by Christine Parks
At Camellia Forest, we have been collecting, growing and selling tea plants for over 35 years. Many tea varieties used in industry are proprietary, representing a substantial investment of efforts at breeding for cultivation. By contrast, our mission has been simply to make tea available to meet a broad range of interests; from curious tea lovers or avid gardeners, to a South American grower starting a new tea plantation. We offer many varieties for people to test, still only representing a small fraction of the diversity worldwide.
Indeed, Camellia sinensis originated in southeastern China, one of many types of Camellias cultivated over the centuries for form and function. Naturally growing in subtropical to temperate regions, Camellias are generally found as an understory bush or small tree. However, Camellia sinensis is grown for tea around the world under a wide variety of conditions. Two main varieties are cultivated – Camellia Sinensis var. sinensis and var. assamica – the former is typically in more temperate regions and the latter better adapted to the tropics.

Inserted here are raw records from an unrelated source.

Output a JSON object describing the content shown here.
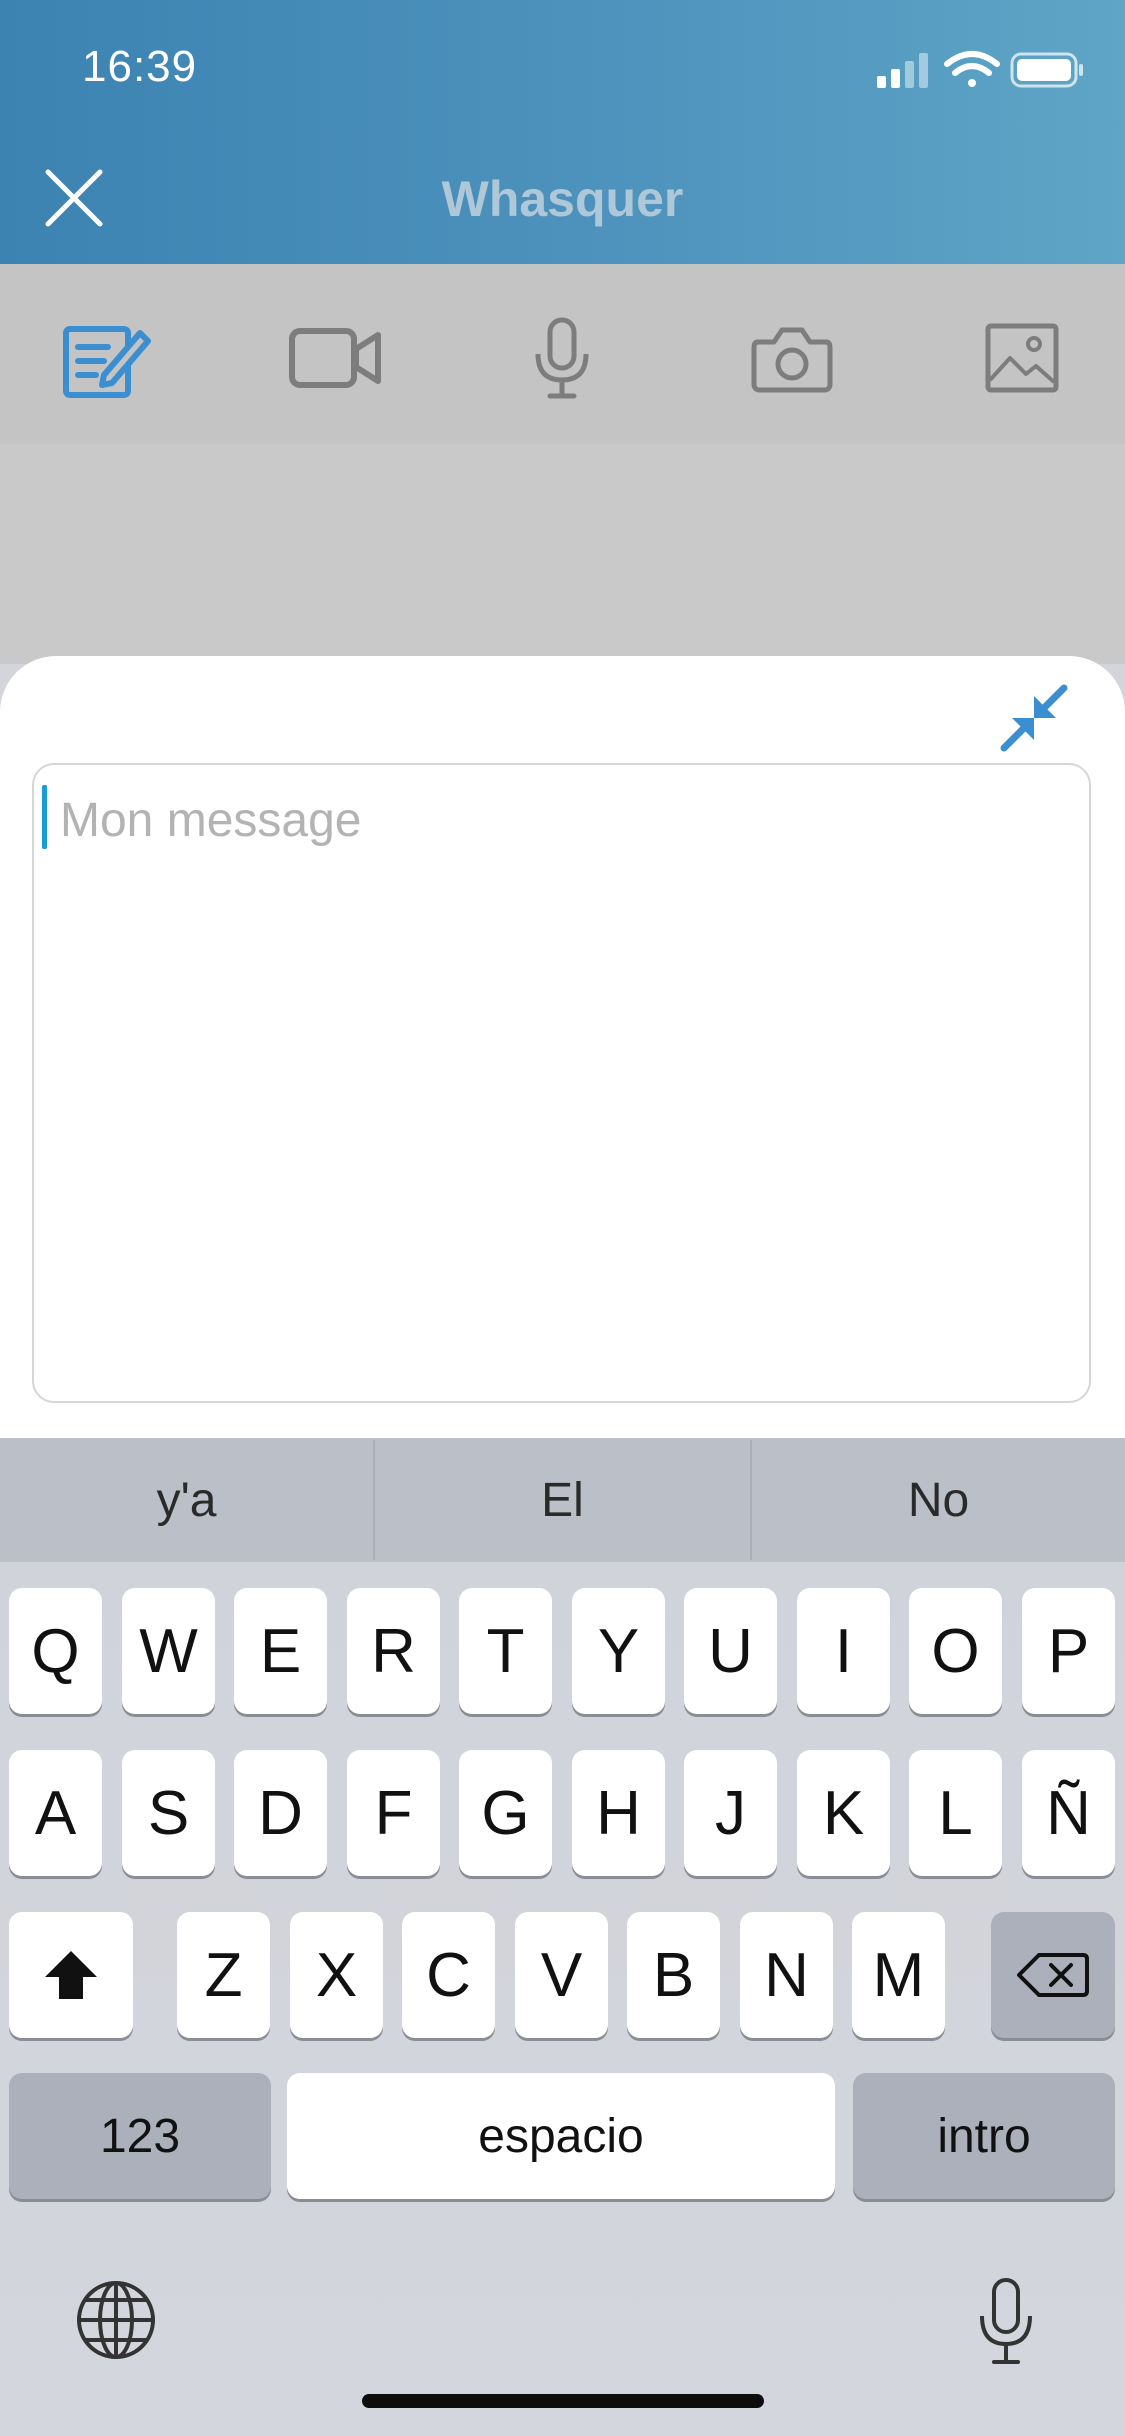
{
  "status_bar": {
    "time": "16:39"
  },
  "header": {
    "title": "Whasquer"
  },
  "toolbar": {
    "items": [
      {
        "icon": "edit-note-icon",
        "active": true
      },
      {
        "icon": "video-camera-icon"
      },
      {
        "icon": "microphone-icon"
      },
      {
        "icon": "camera-icon"
      },
      {
        "icon": "image-icon"
      }
    ]
  },
  "composer": {
    "placeholder": "Mon message",
    "value": ""
  },
  "keyboard": {
    "suggestions": [
      "y'a",
      "El",
      "No"
    ],
    "row1": [
      "Q",
      "W",
      "E",
      "R",
      "T",
      "Y",
      "U",
      "I",
      "O",
      "P"
    ],
    "row2": [
      "A",
      "S",
      "D",
      "F",
      "G",
      "H",
      "J",
      "K",
      "L",
      "Ñ"
    ],
    "row3": [
      "Z",
      "X",
      "C",
      "V",
      "B",
      "N",
      "M"
    ],
    "numbers_label": "123",
    "space_label": "espacio",
    "return_label": "intro"
  },
  "colors": {
    "accent": "#3b8fd0",
    "header_start": "#3c83b2",
    "header_end": "#5ea5c6"
  }
}
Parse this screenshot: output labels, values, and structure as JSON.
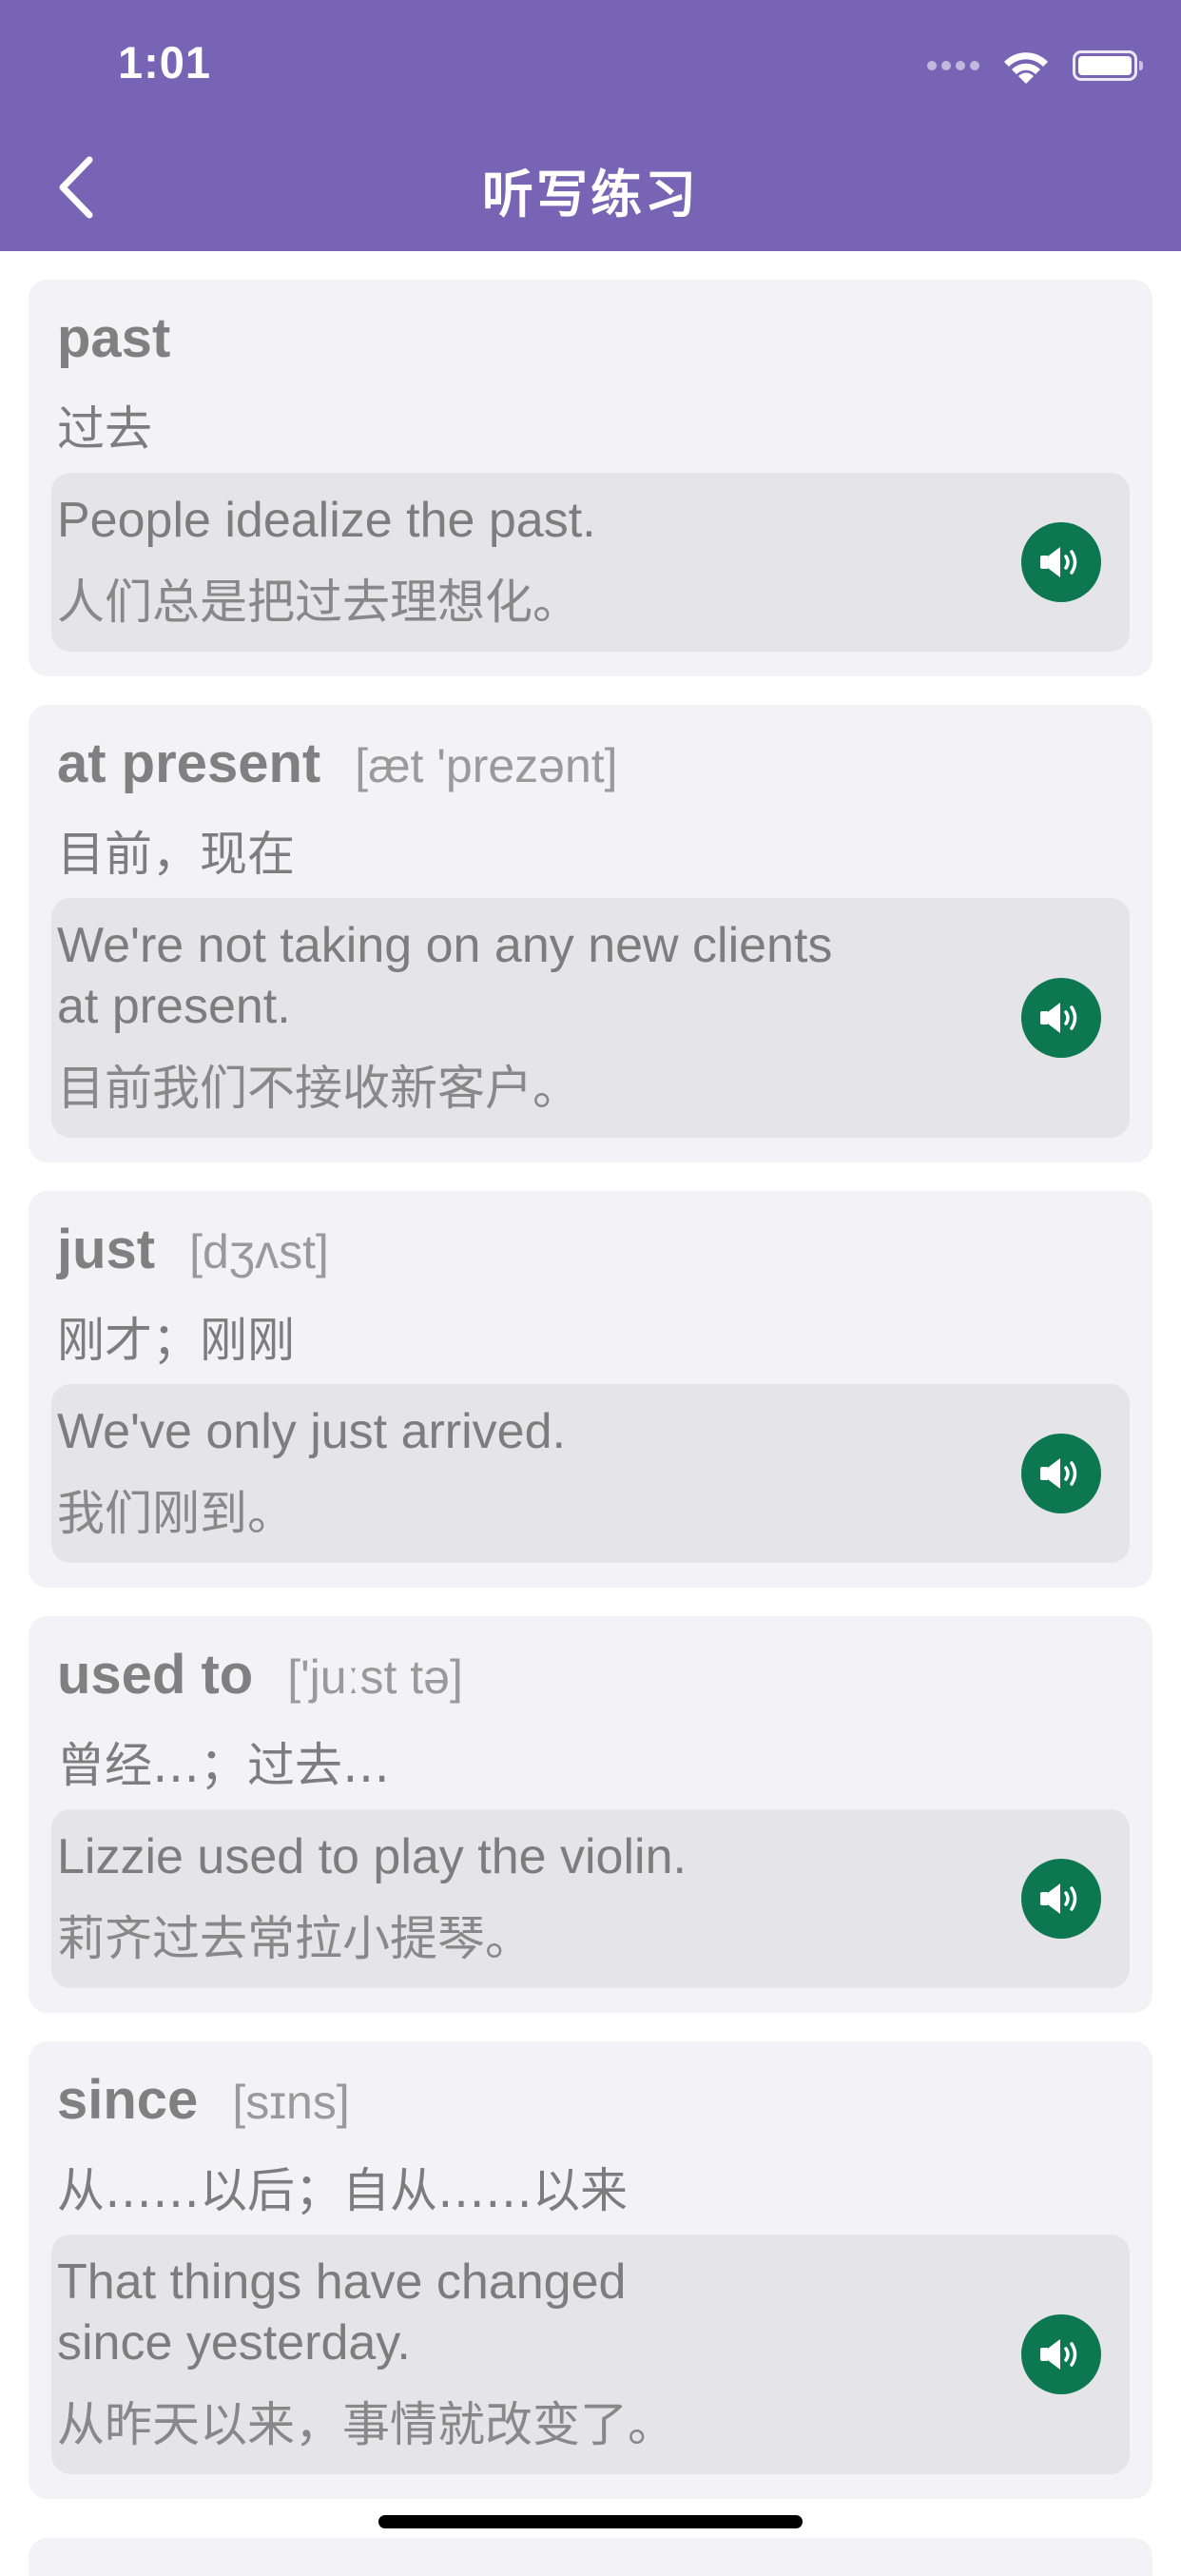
{
  "status_bar": {
    "time": "1:01"
  },
  "nav": {
    "title": "听写练习",
    "back_icon": "chevron-left-icon"
  },
  "colors": {
    "header_bg": "#7764b4",
    "card_bg": "#f2f2f7",
    "example_bg": "#e4e4e9",
    "speaker_bg": "#0c7750"
  },
  "words": [
    {
      "word": "past",
      "phonetic": "",
      "meaning": "过去",
      "example_en": "People idealize the past.",
      "example_zh": "人们总是把过去理想化。"
    },
    {
      "word": "at present",
      "phonetic": "[æt 'prezənt]",
      "meaning": "目前，现在",
      "example_en": "We're not taking on any new clients at present.",
      "example_zh": "目前我们不接收新客户。"
    },
    {
      "word": "just",
      "phonetic": "[dʒʌst]",
      "meaning": "刚才；刚刚",
      "example_en": "We've only just arrived.",
      "example_zh": "我们刚到。"
    },
    {
      "word": "used to",
      "phonetic": "['juːst tə]",
      "meaning": "曾经…；过去…",
      "example_en": "Lizzie used to play the violin.",
      "example_zh": "莉齐过去常拉小提琴。"
    },
    {
      "word": "since",
      "phonetic": "[sɪns]",
      "meaning": "从……以后；自从……以来",
      "example_en": "That things have changed since yesterday.",
      "example_zh": "从昨天以来，事情就改变了。"
    }
  ]
}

High elevation subtropical mountains in places like Taiwan, Southern China, or India are thought to provide the optimal conditions for tea production. The best climate for tea production in the U.S. is going to the “Camellia Belt” of the Southeast and southern states, where there are no comparable mountains at such low latitude. But many opportunities exist to diversify and extend our efforts northward, where cooler temperatures can yield high quality and delicious teas. We already know of tea being successfully grown in the Pacific Northwest and Virginia, for example.
Finding tea varieties that grow reliably in regions in cooler and more northern regions of the U.S. will require a good deal of trial and error. A good place to start is with those varieties previously selected to grow in colder climates, such as the small leaf var sinensis from more northern regions in China, Japan or Korea. Sochi tea is another hardy variety selected to grow along the Black Sea in one of most northern tea plantations in the world, established in 1905. All are flourishing here in our garden in the central piedmont of North Carolina.
One of our small leaf tea varieties has been rated to zone 6b. It comes from seedlings planted in the UNC Coker Arboretum from the 1910’s to 1930’s from plants that may have originated in Japan. We know this variety is cold hardy based on a natural experiment in 1985, when they survived a sudden deep freeze in North Carolina. With the coldest temperatures down to -9 degrees Fahrenheit, most (but not all) Camellias in our collection were killed down to the ground. This was one of the survivors.
That said, before investing in acres of tea production, trials are needed, including several different varieties, clones and seedlings. Testing requires well-established plants (i.e., growing well on site for at least a few years); only then can they truly be tested for cold hardiness. We are working to crossbreed our cold hardy varieties with other favorites in our tea garden, but it will take many years of growth and observation to identify which of these crosses might survive similar temperatures.
While trials are still needed to determine the optimal plants for different areas in North America, it may be wise to resist the temptation to simply seek only the best cultivars for tea production. Given the realities of climate change, we need to consider the value of diversity as we adapt and trial new varieties for cooler or more northern regions. It may be that the average temperatures will rise, but at the same time, greater short-term variability could be a challenge to determining what features are best suited for long-term tea production in any one particular region. One of our priorities at Camellia Forest is to collect and preserve diverse tea varieties, to provide choices for trials, and preserve these resources for future generations.
The question of where tea will grow productively is not only a matter of temperature, of course, since the timing of first flush and growing season will depend on both climate and day length. Even if the plants survive for several years, one must consider the matter of spring frost. Plants are more tender and susceptible when they first put out their new growth in the spring. Not only can one cold night ruin the first harvest, it can kill the plant entirely!
In our gardens here in the Piedmont region of North Carolina, we have been growing several “tender” tea varieties for years (and in some cases, decades), with plantings in sheltered locations under a light pine forest or along a tree-lined field. Clearly, this is not the typical model of a tea plantation, with acres of tea planted in mostly full sun. But smaller farms might use hoop houses or frost blankets, or, as in Japan, large fans can be placed in the fields to circulate air on cold nights to protect the new growth from late frosts.
In sum, many factors will contribute to successful tea cultivation – not only the genetic background and photoperiodic requirements of the plant, but also the temperature averages and extremes, soil qualities (such as pH, nitrogen content, and drainage). We can push the northern boundaries of where tea is grown in the U.S. by choosing the right plants and by using old and new technologies, along with knowledge of local topography and micro climates. Given the time required for proper trials, a certain degree of patience and persistence is also a clear requisite.
Ours is only one experience and set of opinions, in the long history of tea selection, carried out over centuries. We welcome your thoughts, questions, suggestions for helping to support the growing “local” U.S. tea movement of the early 21st century!